    ABSTRACT: A problem of substantial interest is to systematically map variation in chromatin structure to gene-expression regulation across conditions, environments, or differentiated cell types. We developed and applied a quantitative framework for determining the existence, strength, and type of relationship between high-resolution chromatin structure in terms of DNaseI hypersensitivity and genome-wide gene-expression levels in 20 diverse human cell types. We show that ∼25% of genes show cell-type-specific expression explained by alterations in chromatin structure. We find that distal regions of chromatin structure (e.g., ±200 kb) capture more genes with this relationship than local regions (e.g., ±2.5 kb), yet the local regions show a more pronounced effect. By exploiting variation across cell types, we were capable of pinpointing the most likely hypersensitive sites related to cell-type-specific expression, which we show have a range of contextual uses.
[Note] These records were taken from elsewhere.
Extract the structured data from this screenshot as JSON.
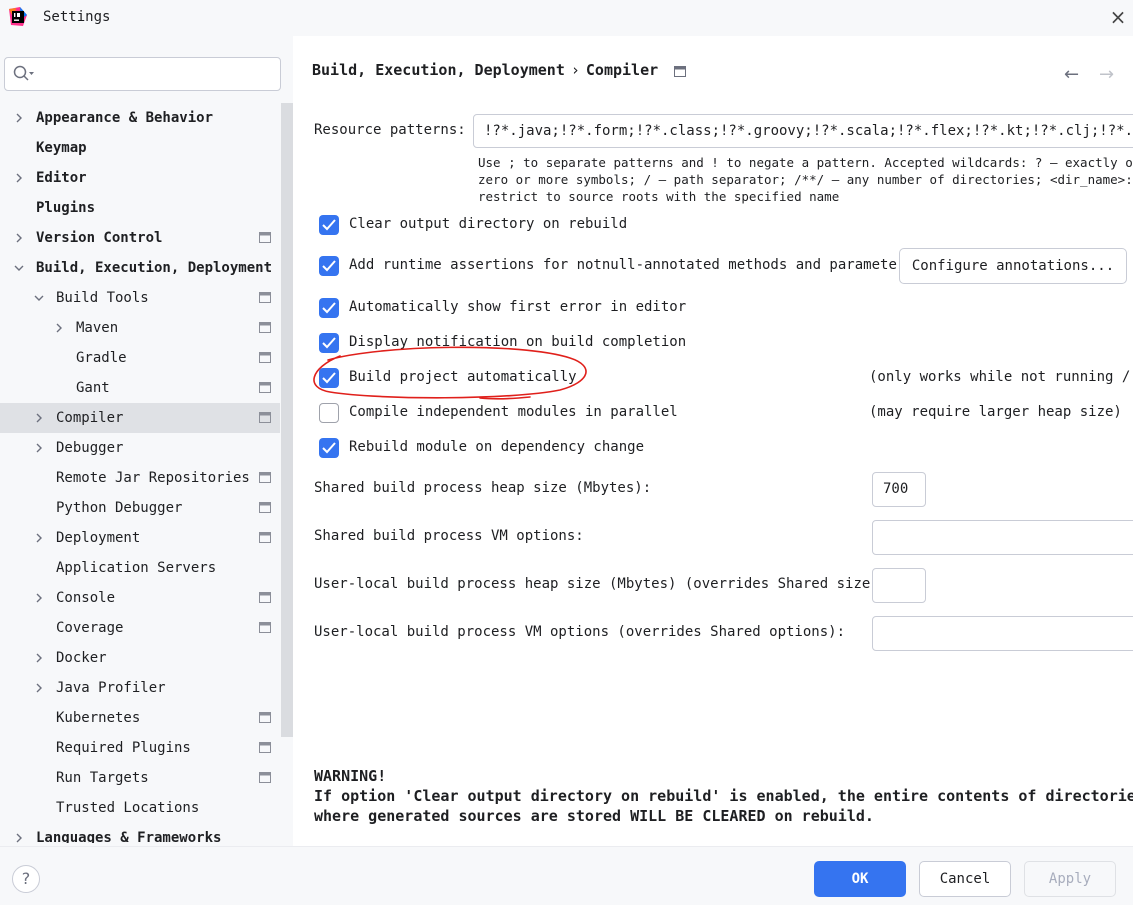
{
  "window": {
    "title": "Settings"
  },
  "search": {
    "placeholder": ""
  },
  "tree": [
    {
      "label": "Appearance & Behavior",
      "bold": true,
      "chevron": "right",
      "indent": 0,
      "proj": false,
      "selected": false
    },
    {
      "label": "Keymap",
      "bold": true,
      "chevron": "none",
      "indent": 0,
      "proj": false,
      "selected": false
    },
    {
      "label": "Editor",
      "bold": true,
      "chevron": "right",
      "indent": 0,
      "proj": false,
      "selected": false
    },
    {
      "label": "Plugins",
      "bold": true,
      "chevron": "none",
      "indent": 0,
      "proj": false,
      "selected": false
    },
    {
      "label": "Version Control",
      "bold": true,
      "chevron": "right",
      "indent": 0,
      "proj": true,
      "selected": false
    },
    {
      "label": "Build, Execution, Deployment",
      "bold": true,
      "chevron": "down",
      "indent": 0,
      "proj": false,
      "selected": false
    },
    {
      "label": "Build Tools",
      "bold": false,
      "chevron": "down",
      "indent": 1,
      "proj": true,
      "selected": false
    },
    {
      "label": "Maven",
      "bold": false,
      "chevron": "right",
      "indent": 2,
      "proj": true,
      "selected": false
    },
    {
      "label": "Gradle",
      "bold": false,
      "chevron": "none",
      "indent": 2,
      "proj": true,
      "selected": false
    },
    {
      "label": "Gant",
      "bold": false,
      "chevron": "none",
      "indent": 2,
      "proj": true,
      "selected": false
    },
    {
      "label": "Compiler",
      "bold": false,
      "chevron": "right",
      "indent": 1,
      "proj": true,
      "selected": true
    },
    {
      "label": "Debugger",
      "bold": false,
      "chevron": "right",
      "indent": 1,
      "proj": false,
      "selected": false
    },
    {
      "label": "Remote Jar Repositories",
      "bold": false,
      "chevron": "none",
      "indent": 1,
      "proj": true,
      "selected": false
    },
    {
      "label": "Python Debugger",
      "bold": false,
      "chevron": "none",
      "indent": 1,
      "proj": true,
      "selected": false
    },
    {
      "label": "Deployment",
      "bold": false,
      "chevron": "right",
      "indent": 1,
      "proj": true,
      "selected": false
    },
    {
      "label": "Application Servers",
      "bold": false,
      "chevron": "none",
      "indent": 1,
      "proj": false,
      "selected": false
    },
    {
      "label": "Console",
      "bold": false,
      "chevron": "right",
      "indent": 1,
      "proj": true,
      "selected": false
    },
    {
      "label": "Coverage",
      "bold": false,
      "chevron": "none",
      "indent": 1,
      "proj": true,
      "selected": false
    },
    {
      "label": "Docker",
      "bold": false,
      "chevron": "right",
      "indent": 1,
      "proj": false,
      "selected": false
    },
    {
      "label": "Java Profiler",
      "bold": false,
      "chevron": "right",
      "indent": 1,
      "proj": false,
      "selected": false
    },
    {
      "label": "Kubernetes",
      "bold": false,
      "chevron": "none",
      "indent": 1,
      "proj": true,
      "selected": false
    },
    {
      "label": "Required Plugins",
      "bold": false,
      "chevron": "none",
      "indent": 1,
      "proj": true,
      "selected": false
    },
    {
      "label": "Run Targets",
      "bold": false,
      "chevron": "none",
      "indent": 1,
      "proj": true,
      "selected": false
    },
    {
      "label": "Trusted Locations",
      "bold": false,
      "chevron": "none",
      "indent": 1,
      "proj": false,
      "selected": false
    },
    {
      "label": "Languages & Frameworks",
      "bold": true,
      "chevron": "right",
      "indent": 0,
      "proj": false,
      "selected": false
    }
  ],
  "breadcrumb": {
    "parent": "Build, Execution, Deployment",
    "separator": "›",
    "current": "Compiler"
  },
  "resource": {
    "label": "Resource patterns:",
    "value": "!?*.java;!?*.form;!?*.class;!?*.groovy;!?*.scala;!?*.flex;!?*.kt;!?*.clj;!?*.aj",
    "hint_line1": "Use ; to separate patterns and ! to negate a pattern. Accepted wildcards: ? — exactly one sym",
    "hint_line2": "zero or more symbols; / — path separator; /**/ — any number of directories; <dir_name>:<patte",
    "hint_line3": "restrict to source roots with the specified name"
  },
  "options": {
    "clear_output": {
      "label": "Clear output directory on rebuild",
      "checked": true
    },
    "runtime_assertions": {
      "label": "Add runtime assertions for notnull-annotated methods and parameters",
      "checked": true,
      "button": "Configure annotations..."
    },
    "show_first_error": {
      "label": "Automatically show first error in editor",
      "checked": true
    },
    "notify_build": {
      "label": "Display notification on build completion",
      "checked": true
    },
    "build_auto": {
      "label": "Build project automatically",
      "checked": true,
      "note": "(only works while not running / d"
    },
    "parallel": {
      "label": "Compile independent modules in parallel",
      "checked": false,
      "note": "(may require larger heap size)"
    },
    "rebuild_dep": {
      "label": "Rebuild module on dependency change",
      "checked": true
    }
  },
  "fields": {
    "heap_label": "Shared build process heap size (Mbytes):",
    "heap_value": "700",
    "vm_label": "Shared build process VM options:",
    "vm_value": "",
    "user_heap_label": "User-local build process heap size (Mbytes) (overrides Shared size):",
    "user_heap_value": "",
    "user_vm_label": "User-local build process VM options (overrides Shared options):",
    "user_vm_value": ""
  },
  "warning": {
    "line1": "WARNING!",
    "line2": "If option 'Clear output directory on rebuild' is enabled, the entire contents of directorie",
    "line3": "where generated sources are stored WILL BE CLEARED on rebuild."
  },
  "footer": {
    "help": "?",
    "ok": "OK",
    "cancel": "Cancel",
    "apply": "Apply"
  },
  "colors": {
    "accent": "#3574f0",
    "selection": "#dfe1e5",
    "annotation": "#e0201b"
  }
}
This quantitative framework is likely applicable to other settings aimed at relating continuous genomic measurements to gene-expression variation.
    Proceedings of the National Academy of Sciences 01/2014; 111(6). DOI:10.1073/pnas.1312523111 · 9.67 Impact Factor
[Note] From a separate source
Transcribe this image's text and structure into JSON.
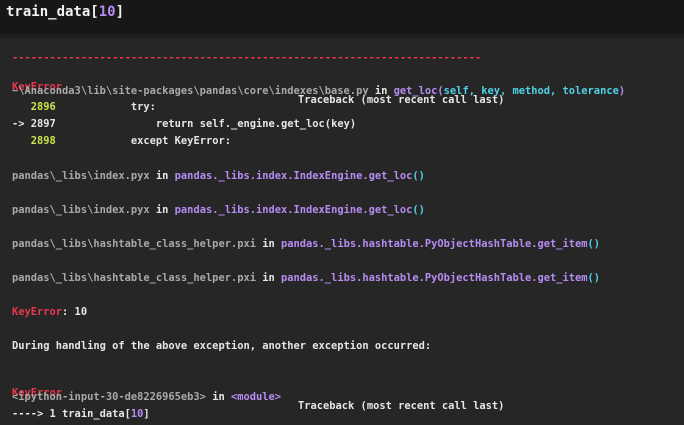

  • Source
    • "Genome-wide locations of eleven histone modifications (H3K4me1, H3K4me2, H3K4me3, H3K27me3, H3K36me3, H3K79me2, H3K9me1, H3K9me3, H4K20me1, H3K9ac, and H3K27ac) and one histone variant (H2A.Z) were generated by the Broad/MGH ENCODE group using ChIP-Seq [42], and are available from the Gene Expression Omnibus (GEO; accession number GSE29611). DNase I hypersensitivity was measured genome-wide using the Digital DNaseI methodology [43], and can be accessed via GEO accession number GSE32970. Uniformly processed genome-wide signal tracks for these signals were downloaded in bigwig format from the ENCODE project website [13]. "
    [Show abstract] [Hide abstract]
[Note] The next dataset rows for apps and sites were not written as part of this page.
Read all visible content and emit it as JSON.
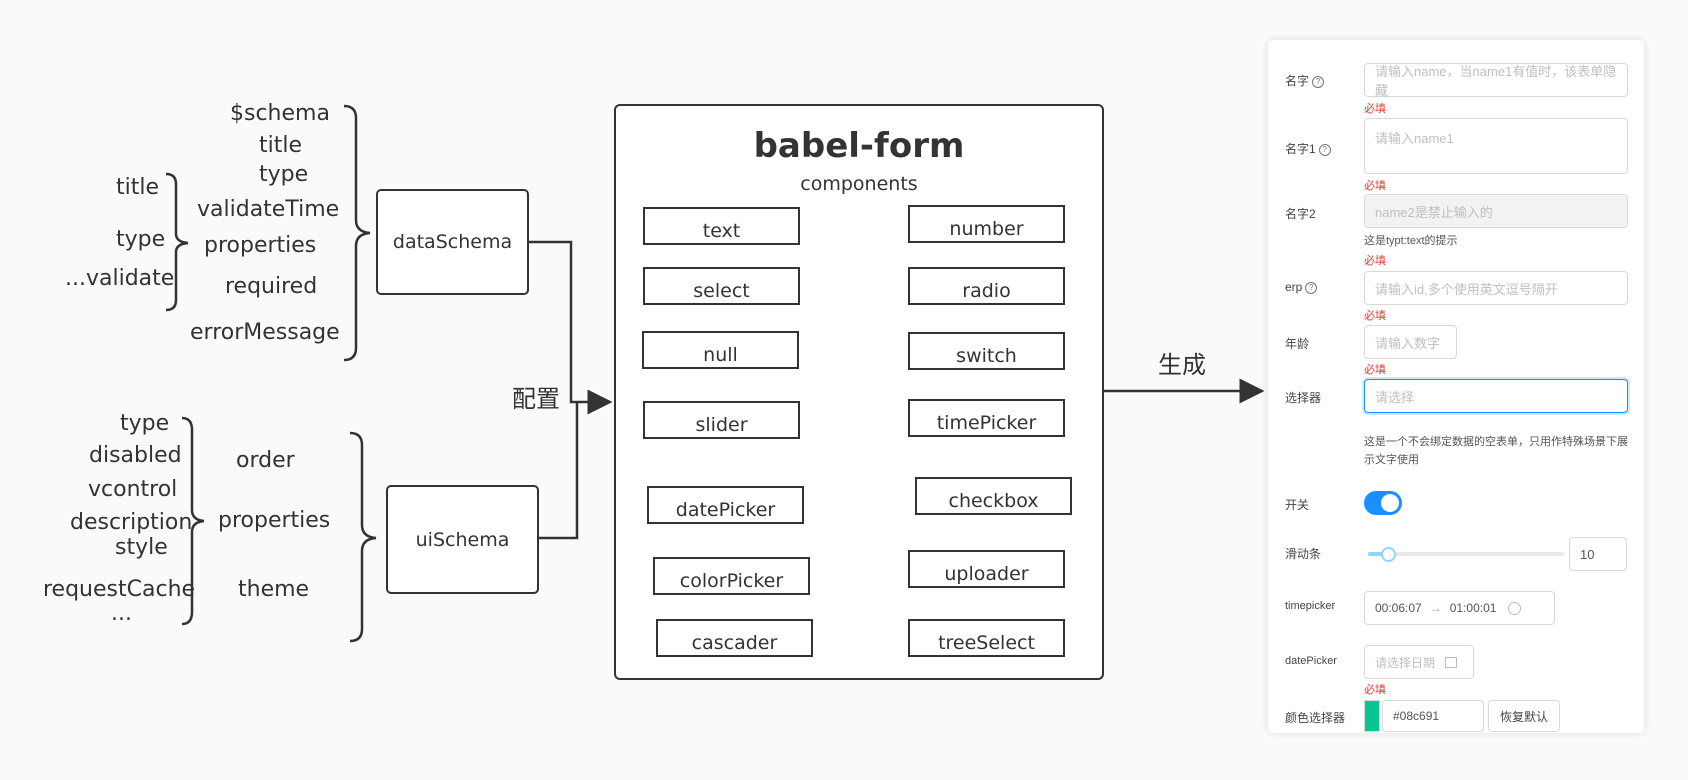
{
  "data_schema_fields": {
    "schema": "$schema",
    "title": "title",
    "type": "type",
    "validate_time": "validateTime",
    "properties": "properties",
    "required": "required",
    "error_message": "errorMessage"
  },
  "data_property_fields": {
    "title": "title",
    "type": "type",
    "validate": "...validate"
  },
  "ui_schema_fields": {
    "order": "order",
    "properties": "properties",
    "theme": "theme"
  },
  "ui_property_fields": {
    "type": "type",
    "disabled": "disabled",
    "vcontrol": "vcontrol",
    "description": "description",
    "style": "style",
    "request_cache": "requestCache",
    "ellipsis": "..."
  },
  "nodes": {
    "data_schema": "dataSchema",
    "ui_schema": "uiSchema"
  },
  "config_label": "配置",
  "generate_label": "生成",
  "babel_form": {
    "title": "babel-form",
    "subtitle": "components",
    "components": {
      "text": "text",
      "number": "number",
      "select": "select",
      "radio": "radio",
      "null": "null",
      "switch": "switch",
      "slider": "slider",
      "time_picker": "timePicker",
      "date_picker": "datePicker",
      "checkbox": "checkbox",
      "color_picker": "colorPicker",
      "uploader": "uploader",
      "cascader": "cascader",
      "tree_select": "treeSelect"
    }
  },
  "form_preview": {
    "name_label": "名字",
    "name_placeholder": "请输入name，当name1有值时，该表单隐藏",
    "name_required": "必填",
    "name1_label": "名字1",
    "name1_placeholder": "请输入name1",
    "name1_required": "必填",
    "name2_label": "名字2",
    "name2_placeholder": "name2是禁止输入的",
    "name2_help": "这是typt:text的提示",
    "name2_required": "必填",
    "erp_label": "erp",
    "erp_placeholder": "请输入id,多个使用英文逗号隔开",
    "erp_required": "必填",
    "age_label": "年龄",
    "age_placeholder": "请输入数字",
    "age_required": "必填",
    "selector_label": "选择器",
    "selector_placeholder": "请选择",
    "empty_form_note": "这是一个不会绑定数据的空表单，只用作特殊场景下展示文字使用",
    "switch_label": "开关",
    "switch_on": true,
    "slider_label": "滑动条",
    "slider_value": "10",
    "timepicker_label": "timepicker",
    "time_start": "00:06:07",
    "time_arrow": "→",
    "time_end": "01:00:01",
    "datepicker_label": "datePicker",
    "datepicker_placeholder": "请选择日期",
    "datepicker_required": "必填",
    "color_label": "颜色选择器",
    "color_value": "#08c691",
    "reset_button": "恢复默认"
  },
  "colors": {
    "primary": "#1890ff",
    "required": "#e53935",
    "swatch": "#08c691"
  }
}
    ABSTRACT: Background Previous work has demonstrated that chromatin feature levels correlate with gene expression. The ENCODE project enables us to further explore this relationship using an unprecedented volume of data. Expression levels from more than 100,000 promoters were measured using a variety of high-throughput techniques applied to RNA extracted by different protocols from different cellular compartments of several human cell lines. ENCODE also generated the genome-wide mapping of eleven histone marks, one histone variant, and DNase I hypersensitivity sites in seven cell lines. Results We built a novel quantitative model to study the relationship between chromatin features and expression levels. Our study not only confirms that the general relationships found in previous studies hold across various cell lines, but also makes new suggestions about the relationship between chromatin features and gene expression levels. We found that expression status and expression levels can be predicted by different groups of chromatin features, both with high accuracy. We also found that expression levels measured by CAGE are better predicted than by RNA-PET or RNA-Seq, and different categories of chromatin features are the most predictive of expression for different RNA measurement methods. Additionally, PolyA+ RNA is overall more predictable than PolyA- RNA among different cell compartments, and PolyA+ cytosolic RNA measured with RNA-Seq is more predictable than PolyA+ nuclear RNA, while the opposite is true for PolyA- RNA. Conclusions Our study provides new insights into transcriptional regulation by analyzing chromatin features in different cellular contexts.
    Genome biology 09/2012; 13(9):R53. DOI:10.1186/gb-2012-13-9-r53 · 10.81 Impact Factor
Show more